ignoring the role of the female in Shelley’s novel could be an easy task, since most novels at the time tended to do so, except for the fact that her mother and father were both radical human rights activists; both of whom believed in the equal rights of women—especially Mary Wollstonecraft, Shelley’s mother, who was an essayist and novelist, and best known for her essay, A Vindication of the Rights of Woman. So, why is it that, in Frankenstein, Shelley chooses the only two female characters—Elizabeth and Justine—as victims of the Monster’s cruelty, and kills them off? Also, why does she decide that Victor Frankenstein will not heed to the Monster’s request of making him a female companion?

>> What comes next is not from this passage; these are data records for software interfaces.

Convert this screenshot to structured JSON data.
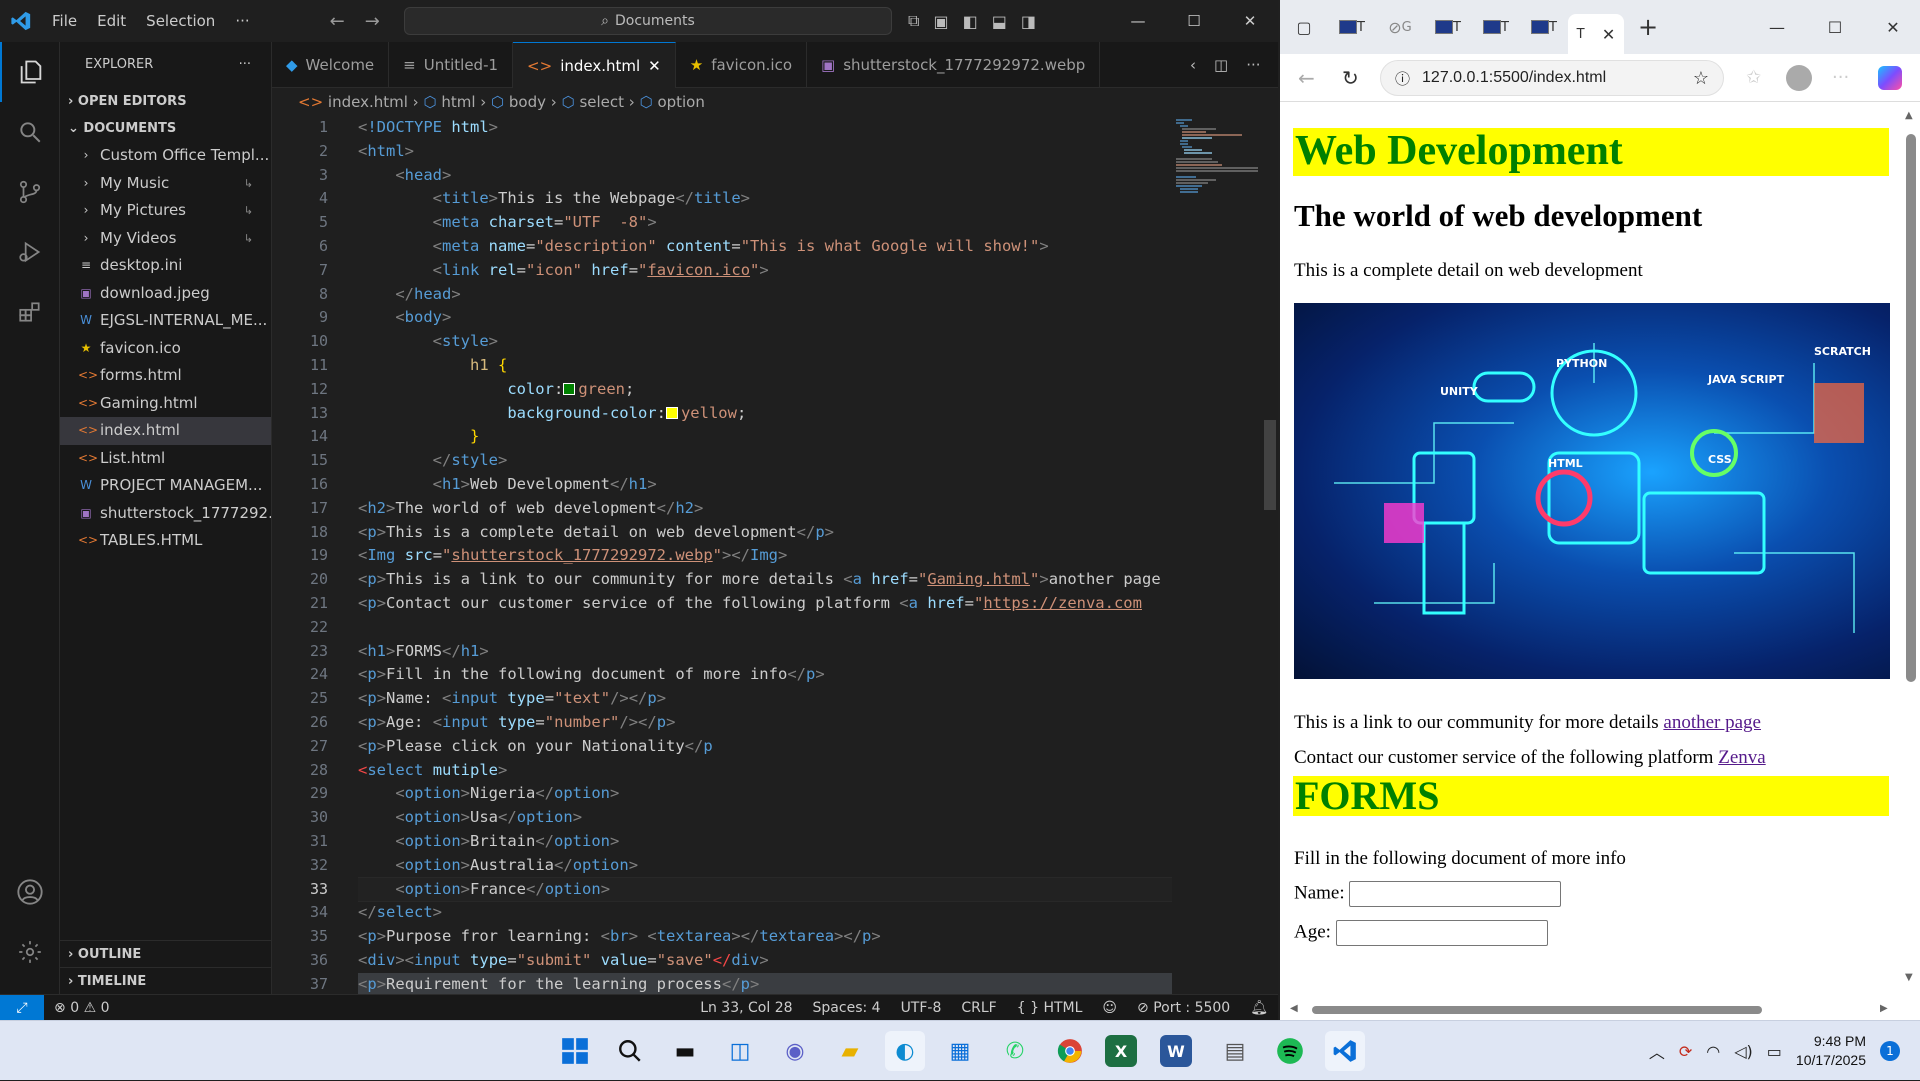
{
  "vscode": {
    "menu": [
      "File",
      "Edit",
      "Selection",
      "···"
    ],
    "command_center": "Documents",
    "explorer_title": "EXPLORER",
    "explorer_more": "···",
    "sections": {
      "open_editors": "OPEN EDITORS",
      "documents": "DOCUMENTS",
      "outline": "OUTLINE",
      "timeline": "TIMELINE"
    },
    "files": [
      {
        "name": "Custom Office Templ...",
        "kind": "folder"
      },
      {
        "name": "My Music",
        "kind": "folder"
      },
      {
        "name": "My Pictures",
        "kind": "folder"
      },
      {
        "name": "My Videos",
        "kind": "folder"
      },
      {
        "name": "desktop.ini",
        "kind": "settings"
      },
      {
        "name": "download.jpeg",
        "kind": "image"
      },
      {
        "name": "EJGSL-INTERNAL_ME...",
        "kind": "word"
      },
      {
        "name": "favicon.ico",
        "kind": "star"
      },
      {
        "name": "forms.html",
        "kind": "html"
      },
      {
        "name": "Gaming.html",
        "kind": "html"
      },
      {
        "name": "index.html",
        "kind": "html",
        "selected": true
      },
      {
        "name": "List.html",
        "kind": "html"
      },
      {
        "name": "PROJECT MANAGEM...",
        "kind": "word"
      },
      {
        "name": "shutterstock_1777292...",
        "kind": "image"
      },
      {
        "name": "TABLES.HTML",
        "kind": "html"
      }
    ],
    "tabs": [
      {
        "label": "Welcome",
        "icon": "vscode"
      },
      {
        "label": "Untitled-1",
        "icon": "lines"
      },
      {
        "label": "index.html",
        "icon": "html",
        "active": true
      },
      {
        "label": "favicon.ico",
        "icon": "star"
      },
      {
        "label": "shutterstock_1777292972.webp",
        "icon": "image"
      }
    ],
    "breadcrumbs": [
      "index.html",
      "html",
      "body",
      "select",
      "option"
    ],
    "current_line": 33,
    "status": {
      "errors": "0",
      "warnings": "0",
      "position": "Ln 33, Col 28",
      "spaces": "Spaces: 4",
      "encoding": "UTF-8",
      "eol": "CRLF",
      "language": "HTML",
      "port": "Port : 5500"
    }
  },
  "browser": {
    "url": "127.0.0.1:5500/index.html",
    "page": {
      "h1": "Web Development",
      "h2": "The world of web development",
      "p1": "This is a complete detail on web development",
      "p2_text": "This is a link to our community for more details ",
      "p2_link": "another page",
      "p3_text": "Contact our customer service of the following platform ",
      "p3_link": "Zenva",
      "h1_forms": "FORMS",
      "p4": "Fill in the following document of more info",
      "name_label": "Name: ",
      "age_label": "Age: "
    },
    "hero_labels": [
      "PYTHON",
      "UNITY",
      "JAVA SCRIPT",
      "SCRATCH",
      "HTML",
      "CSS"
    ]
  },
  "taskbar": {
    "time": "9:48 PM",
    "date": "10/17/2025",
    "notifications": "1"
  }
}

For starters, I don’t think Shelley ignored the female nor did she subject her to a lesser role in the novel. The reason why the Monster would not be considered “human,” I believe, despite his very-human characteristics, is solely because he was not born. In other words, he was not conceived and birthed by a woman. Thus, the role of the female in the context of this novel is a huge one—without women one cannot be born.
Of course, the male is needed in order to create and the Doctor takes this role with his experiment, but creation is obsolete without a womb and a woman to carry said creature, which the Doctor destroys. Thus, the only person that “kills” the role of the female is the Doctor by forming a creature that defies this natural law—both symbolically and literally since he creates the monster that is the cause of the death of the women in the novel.
Shelley, I believe, used this analogy in order to captivate the significant importance of women, and how the male as the counterpart does an insidious amount of damage to himself and to nature if he tries to evade this fact.
Why am I dying to live if I’m just living to die?